Call the Midwife both breaks and warms our hearts without apology season after season, and we love this melodramatic show to bits. The series is actually based on the memoirs and experiences of Jennifer Worth, who worked as a midwife in the community of St John the Divine in Poplar, London. Worth started writing the book after she read in an opinion piece bemoaning that there were not enough memoirs of the midwife profession available.



Medical sitcom Scrubs is hilarious, ridiculous and totally absurd. It is also a show that is often sited by junior doctors as most accurately portraying their experience.. Perhaps that’s not so surprising when you take into account that one of the characters of the show was based on creator Bill Lawrence’s best friend at college, a medical student whose name was actually J.D.



We know, we know: Olivia Pope is just the coolest. We could watch her sort out people’s lives all day long, and hey, we do. But the awesome legend that is Ms Pope is in fact based on a real person. Judy Smith, a.k.a. real life Olivia, worked as a press aide to George Bush senior and then went on to found her own crisis management firm. She is now a consultant for Scandal, and for a while wrote a blog to accompany each of the show’s episodes, titled “What would Judy do?”.



Who knew that forensics anthropology was a thing? Not us - that is, until we started watching Bones. The discipline isn’t just a fanciful invention of television executives. It actually exists, and there is indeed a partnership between the FBI and the Smithsonian (the latter called the “Jeffersonian” in the show). The character of Bones is inspired from the life of Kathy Reichs – who is a forensics anthropologist herself – and her series of novels about her profession.


Code Black

Medical TV show Code Black is set in the fictional Angels Memorial Hospital, which is meant to have one of the busiest Emergency Rooms in the US. The term Code Black refers to a situation in which the ER service is understaffed and overcrowded, thus resulting in insufficient resources to care properly for all patients. And, scarily enough, it’s all true (sort of). The show is based on a documentary shot by Dr Ryan McGarry, who while working at Los Angeles General Hospital as a trainee doctor was shocked by how manic the ER could get.



We always thought that the premise for Medium was rather kooky, in a good way. Its main character, Allison Dubois is a psychic who uses her visions in order to assist the police in their investigations. She struggles to prove herself as the real deal to her sceptical colleagues all the while working hard to interpret her visions, which at times happen to be rather cryptic. Allison Dubois actually exists and has consulted US law enforcement on the basis of her claim to psychic abilities.


Fargo (except not really)

While lots and lots of shows appear to be too wacky to be based on anything true yet are, many others fib about being true to life when they’re not.
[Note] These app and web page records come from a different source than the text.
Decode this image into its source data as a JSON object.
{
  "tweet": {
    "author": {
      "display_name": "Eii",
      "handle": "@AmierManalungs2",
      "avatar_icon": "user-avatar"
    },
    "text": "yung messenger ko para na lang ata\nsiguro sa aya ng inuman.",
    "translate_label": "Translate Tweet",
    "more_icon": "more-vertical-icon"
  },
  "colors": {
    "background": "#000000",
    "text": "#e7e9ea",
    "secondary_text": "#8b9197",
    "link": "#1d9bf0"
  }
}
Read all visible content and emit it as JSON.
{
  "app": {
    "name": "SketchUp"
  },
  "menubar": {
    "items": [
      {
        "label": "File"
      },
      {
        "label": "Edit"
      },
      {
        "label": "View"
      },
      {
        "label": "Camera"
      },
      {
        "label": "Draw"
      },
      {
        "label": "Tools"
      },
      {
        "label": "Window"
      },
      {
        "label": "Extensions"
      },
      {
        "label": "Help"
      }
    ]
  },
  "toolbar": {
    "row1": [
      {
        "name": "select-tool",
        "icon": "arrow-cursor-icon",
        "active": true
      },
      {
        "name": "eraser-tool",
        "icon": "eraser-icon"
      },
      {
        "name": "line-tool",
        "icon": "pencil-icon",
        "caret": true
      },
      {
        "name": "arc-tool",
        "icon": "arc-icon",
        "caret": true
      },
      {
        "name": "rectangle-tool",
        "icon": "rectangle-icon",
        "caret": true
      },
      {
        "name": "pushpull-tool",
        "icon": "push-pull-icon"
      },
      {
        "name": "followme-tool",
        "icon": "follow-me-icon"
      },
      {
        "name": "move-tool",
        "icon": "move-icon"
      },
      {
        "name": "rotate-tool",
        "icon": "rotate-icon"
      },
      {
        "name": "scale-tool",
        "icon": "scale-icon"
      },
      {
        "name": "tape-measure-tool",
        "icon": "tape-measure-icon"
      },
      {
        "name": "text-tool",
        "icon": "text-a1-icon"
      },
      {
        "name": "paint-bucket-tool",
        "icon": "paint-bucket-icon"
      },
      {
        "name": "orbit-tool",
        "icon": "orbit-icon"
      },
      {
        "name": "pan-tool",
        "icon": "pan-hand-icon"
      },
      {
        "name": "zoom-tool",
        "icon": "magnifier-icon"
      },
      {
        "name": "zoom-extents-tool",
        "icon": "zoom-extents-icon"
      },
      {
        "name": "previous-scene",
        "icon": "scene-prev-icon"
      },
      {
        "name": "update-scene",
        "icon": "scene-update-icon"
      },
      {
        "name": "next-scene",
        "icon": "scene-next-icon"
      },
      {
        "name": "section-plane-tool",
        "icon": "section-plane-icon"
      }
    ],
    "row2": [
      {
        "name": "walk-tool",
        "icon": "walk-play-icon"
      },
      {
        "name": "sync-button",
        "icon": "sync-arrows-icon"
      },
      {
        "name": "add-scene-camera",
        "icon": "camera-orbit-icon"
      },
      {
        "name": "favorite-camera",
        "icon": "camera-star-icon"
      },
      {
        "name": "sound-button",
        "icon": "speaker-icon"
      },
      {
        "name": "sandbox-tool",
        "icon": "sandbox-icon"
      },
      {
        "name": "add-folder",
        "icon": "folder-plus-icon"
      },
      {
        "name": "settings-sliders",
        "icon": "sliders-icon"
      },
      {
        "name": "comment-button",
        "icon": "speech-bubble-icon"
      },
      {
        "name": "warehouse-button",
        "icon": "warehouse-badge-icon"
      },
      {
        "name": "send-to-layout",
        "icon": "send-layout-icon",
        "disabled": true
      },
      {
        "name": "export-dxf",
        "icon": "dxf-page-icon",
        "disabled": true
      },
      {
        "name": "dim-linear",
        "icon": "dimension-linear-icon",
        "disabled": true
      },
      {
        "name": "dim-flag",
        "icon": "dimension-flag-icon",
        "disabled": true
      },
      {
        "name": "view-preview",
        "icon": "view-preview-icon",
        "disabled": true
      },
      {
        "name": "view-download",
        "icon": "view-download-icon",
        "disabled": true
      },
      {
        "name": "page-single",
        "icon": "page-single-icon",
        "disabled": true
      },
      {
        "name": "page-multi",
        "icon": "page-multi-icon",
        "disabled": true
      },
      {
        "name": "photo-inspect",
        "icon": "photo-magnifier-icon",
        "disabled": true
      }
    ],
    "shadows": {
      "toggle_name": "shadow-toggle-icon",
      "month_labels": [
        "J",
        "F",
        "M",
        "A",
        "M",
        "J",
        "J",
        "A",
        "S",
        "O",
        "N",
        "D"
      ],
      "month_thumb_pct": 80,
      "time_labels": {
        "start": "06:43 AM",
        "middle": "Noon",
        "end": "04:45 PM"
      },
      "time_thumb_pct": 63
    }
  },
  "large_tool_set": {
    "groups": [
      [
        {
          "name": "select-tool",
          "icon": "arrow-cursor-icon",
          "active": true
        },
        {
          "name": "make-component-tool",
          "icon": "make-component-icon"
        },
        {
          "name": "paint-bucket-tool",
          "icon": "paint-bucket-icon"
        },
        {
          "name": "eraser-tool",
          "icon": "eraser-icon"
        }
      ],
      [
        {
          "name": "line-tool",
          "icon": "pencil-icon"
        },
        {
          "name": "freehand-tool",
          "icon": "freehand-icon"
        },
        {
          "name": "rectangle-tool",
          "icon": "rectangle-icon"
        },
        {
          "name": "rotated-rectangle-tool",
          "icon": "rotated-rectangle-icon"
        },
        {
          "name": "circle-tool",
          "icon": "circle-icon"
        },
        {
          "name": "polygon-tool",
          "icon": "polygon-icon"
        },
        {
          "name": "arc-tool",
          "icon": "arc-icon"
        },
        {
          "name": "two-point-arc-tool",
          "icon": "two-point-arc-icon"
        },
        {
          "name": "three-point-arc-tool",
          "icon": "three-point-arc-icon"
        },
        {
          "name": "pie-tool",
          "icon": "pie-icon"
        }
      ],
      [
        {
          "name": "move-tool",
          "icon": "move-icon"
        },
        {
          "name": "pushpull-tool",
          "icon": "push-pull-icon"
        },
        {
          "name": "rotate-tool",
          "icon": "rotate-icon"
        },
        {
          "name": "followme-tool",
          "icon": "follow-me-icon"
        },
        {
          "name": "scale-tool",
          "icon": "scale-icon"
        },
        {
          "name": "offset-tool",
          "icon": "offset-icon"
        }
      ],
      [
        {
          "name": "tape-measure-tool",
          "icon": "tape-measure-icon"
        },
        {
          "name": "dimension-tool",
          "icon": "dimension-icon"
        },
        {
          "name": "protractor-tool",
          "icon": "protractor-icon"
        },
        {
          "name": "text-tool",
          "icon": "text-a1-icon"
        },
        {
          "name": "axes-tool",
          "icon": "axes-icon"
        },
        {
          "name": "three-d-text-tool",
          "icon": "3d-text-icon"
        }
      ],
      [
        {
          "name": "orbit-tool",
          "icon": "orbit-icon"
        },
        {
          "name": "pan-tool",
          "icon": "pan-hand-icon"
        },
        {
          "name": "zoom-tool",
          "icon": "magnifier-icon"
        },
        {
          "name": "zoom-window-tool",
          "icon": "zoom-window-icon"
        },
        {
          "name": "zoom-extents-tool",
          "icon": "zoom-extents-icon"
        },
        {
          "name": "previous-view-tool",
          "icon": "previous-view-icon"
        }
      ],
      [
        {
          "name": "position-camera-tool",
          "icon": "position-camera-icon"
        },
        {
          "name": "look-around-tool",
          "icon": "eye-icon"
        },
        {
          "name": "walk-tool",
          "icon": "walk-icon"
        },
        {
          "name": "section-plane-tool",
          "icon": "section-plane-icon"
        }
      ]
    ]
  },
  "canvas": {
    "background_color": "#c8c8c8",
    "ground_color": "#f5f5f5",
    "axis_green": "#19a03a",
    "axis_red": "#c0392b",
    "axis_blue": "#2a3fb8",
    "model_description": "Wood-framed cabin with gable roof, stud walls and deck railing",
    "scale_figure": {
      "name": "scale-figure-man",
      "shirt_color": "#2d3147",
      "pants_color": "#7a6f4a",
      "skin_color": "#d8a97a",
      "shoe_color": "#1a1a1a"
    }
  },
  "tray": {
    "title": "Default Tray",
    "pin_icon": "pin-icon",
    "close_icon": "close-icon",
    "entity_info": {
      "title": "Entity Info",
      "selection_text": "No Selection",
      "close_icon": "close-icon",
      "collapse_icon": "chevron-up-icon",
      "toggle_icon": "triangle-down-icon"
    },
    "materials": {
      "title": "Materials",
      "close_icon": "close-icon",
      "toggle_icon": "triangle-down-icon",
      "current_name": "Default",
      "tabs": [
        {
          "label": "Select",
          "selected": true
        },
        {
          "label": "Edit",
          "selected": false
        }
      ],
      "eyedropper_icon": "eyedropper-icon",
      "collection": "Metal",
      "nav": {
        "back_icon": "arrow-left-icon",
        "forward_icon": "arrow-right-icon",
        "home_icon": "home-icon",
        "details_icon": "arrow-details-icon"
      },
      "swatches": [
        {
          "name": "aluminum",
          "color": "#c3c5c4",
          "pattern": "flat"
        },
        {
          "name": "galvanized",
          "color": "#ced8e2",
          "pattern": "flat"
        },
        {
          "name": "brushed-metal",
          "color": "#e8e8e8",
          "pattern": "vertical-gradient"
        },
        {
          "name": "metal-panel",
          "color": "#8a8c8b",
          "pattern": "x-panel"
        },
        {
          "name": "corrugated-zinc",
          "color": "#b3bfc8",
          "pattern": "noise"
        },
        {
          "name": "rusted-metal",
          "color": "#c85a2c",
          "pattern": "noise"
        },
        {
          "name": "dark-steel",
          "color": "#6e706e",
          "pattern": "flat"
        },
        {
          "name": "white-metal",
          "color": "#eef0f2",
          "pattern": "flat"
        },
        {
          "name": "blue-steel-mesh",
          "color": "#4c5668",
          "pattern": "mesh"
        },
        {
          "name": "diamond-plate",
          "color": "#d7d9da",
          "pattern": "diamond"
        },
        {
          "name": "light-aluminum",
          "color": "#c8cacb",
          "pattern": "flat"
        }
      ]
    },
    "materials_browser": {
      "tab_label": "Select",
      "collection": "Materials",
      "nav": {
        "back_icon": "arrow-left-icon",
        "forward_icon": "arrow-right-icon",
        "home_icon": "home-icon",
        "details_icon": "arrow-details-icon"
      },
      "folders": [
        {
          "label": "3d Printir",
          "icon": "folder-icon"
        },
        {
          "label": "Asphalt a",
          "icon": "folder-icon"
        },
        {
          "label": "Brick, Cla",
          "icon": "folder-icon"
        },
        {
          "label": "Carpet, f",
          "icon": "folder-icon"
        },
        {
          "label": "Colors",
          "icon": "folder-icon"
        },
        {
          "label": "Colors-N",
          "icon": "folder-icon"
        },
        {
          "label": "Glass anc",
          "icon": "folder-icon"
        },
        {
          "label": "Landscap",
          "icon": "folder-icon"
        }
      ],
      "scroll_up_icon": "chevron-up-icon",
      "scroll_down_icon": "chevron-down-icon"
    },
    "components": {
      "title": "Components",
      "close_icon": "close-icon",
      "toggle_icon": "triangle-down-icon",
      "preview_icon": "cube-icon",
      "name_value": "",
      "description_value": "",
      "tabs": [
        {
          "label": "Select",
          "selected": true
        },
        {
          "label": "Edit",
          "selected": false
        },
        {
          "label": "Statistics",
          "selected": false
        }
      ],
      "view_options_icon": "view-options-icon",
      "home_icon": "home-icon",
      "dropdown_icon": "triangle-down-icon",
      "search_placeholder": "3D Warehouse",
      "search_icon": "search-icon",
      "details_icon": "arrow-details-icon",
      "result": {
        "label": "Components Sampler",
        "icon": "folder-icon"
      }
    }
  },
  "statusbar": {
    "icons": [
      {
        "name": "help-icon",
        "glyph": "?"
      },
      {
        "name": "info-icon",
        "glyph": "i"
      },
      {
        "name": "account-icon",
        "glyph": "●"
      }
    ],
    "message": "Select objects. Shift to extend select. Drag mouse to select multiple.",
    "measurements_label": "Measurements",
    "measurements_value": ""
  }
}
Don’t be fooled by Fargo’s numerous assertions that the events and people it portrayed are actually all real: they aren’t (and to be honest, we’re kinda glad, because while its storylines are darkly funny, they also at times get a little grim). The Coen Brothers, who directed the original Fargo movie (on which the show is based) made the same claim, which was also totally untrue. The idea behind the statement was just to set a particular tone for the story.

Watch Orange Is The New Black seasons 1-5 now, available on Netflix